§ Task brief
The entries below are to be reproduced in full, exactly as written.

§ Data excerpts

BEGIN

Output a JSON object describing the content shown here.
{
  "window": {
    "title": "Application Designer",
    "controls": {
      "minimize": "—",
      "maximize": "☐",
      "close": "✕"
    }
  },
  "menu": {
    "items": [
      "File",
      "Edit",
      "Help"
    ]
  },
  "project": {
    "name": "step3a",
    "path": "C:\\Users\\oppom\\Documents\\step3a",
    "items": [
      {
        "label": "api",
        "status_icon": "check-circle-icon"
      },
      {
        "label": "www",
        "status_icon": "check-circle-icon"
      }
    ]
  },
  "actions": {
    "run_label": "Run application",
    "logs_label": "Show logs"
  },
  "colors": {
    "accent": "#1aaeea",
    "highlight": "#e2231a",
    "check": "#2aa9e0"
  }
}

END

§ Result of the task
Output a JSON object describing the content shown here.
{
  "window": {
    "title": "Application Designer",
    "controls": {
      "minimize": "—",
      "maximize": "☐",
      "close": "✕"
    }
  },
  "menu": {
    "items": [
      "File",
      "Edit",
      "Help"
    ]
  },
  "project": {
    "name": "step3a",
    "path": "C:\\Users\\oppom\\Documents\\step3a",
    "items": [
      {
        "label": "api",
        "status_icon": "check-circle-icon"
      },
      {
        "label": "www",
        "status_icon": "check-circle-icon"
      }
    ]
  },
  "actions": {
    "run_label": "Run application",
    "logs_label": "Show logs"
  },
  "colors": {
    "accent": "#1aaeea",
    "highlight": "#e2231a",
    "check": "#2aa9e0"
  }
}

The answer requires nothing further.